### WORK TO COMPLETE
Find the lines of data that contain the string "Tibbleby", then list them.

Collected data
▼

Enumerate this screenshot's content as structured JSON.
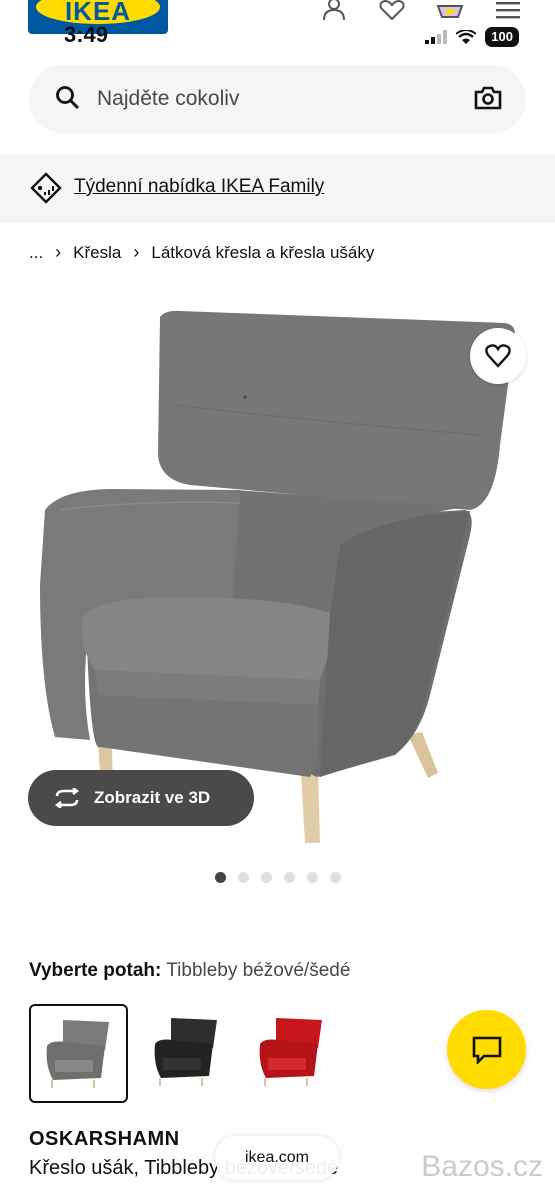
{
  "status_bar": {
    "time": "3:49",
    "battery": "100"
  },
  "logo": {
    "text": "IKEA"
  },
  "search": {
    "placeholder": "Najděte cokoliv"
  },
  "promo": {
    "text": "Týdenní nabídka IKEA Family"
  },
  "breadcrumb": {
    "ellipsis": "...",
    "items": [
      "Křesla",
      "Látková křesla a křesla ušáky"
    ]
  },
  "product": {
    "view_3d_label": "Zobrazit ve 3D",
    "image_count": 6,
    "active_image": 1,
    "cover_label": "Vyberte potah:",
    "cover_value": "Tibbleby béžové/šedé",
    "swatches": [
      {
        "color": "#7b7b7b",
        "selected": true
      },
      {
        "color": "#2a2a2a",
        "selected": false
      },
      {
        "color": "#c8171c",
        "selected": false
      }
    ],
    "name": "OSKARSHAMN",
    "description": "Křeslo ušák, Tibbleby béžové/šedé"
  },
  "browser": {
    "url": "ikea.com"
  },
  "watermark": "Bazos.cz",
  "colors": {
    "accent": "#ffdb00",
    "brand_blue": "#0058a3",
    "dark_button": "#4a4a4a"
  }
}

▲

### YOUR RESPONSE
    "cover_value": "Tibbleby béžové/šedé",
    "description": "Křeslo ušák, Tibbleby béžové/šedé"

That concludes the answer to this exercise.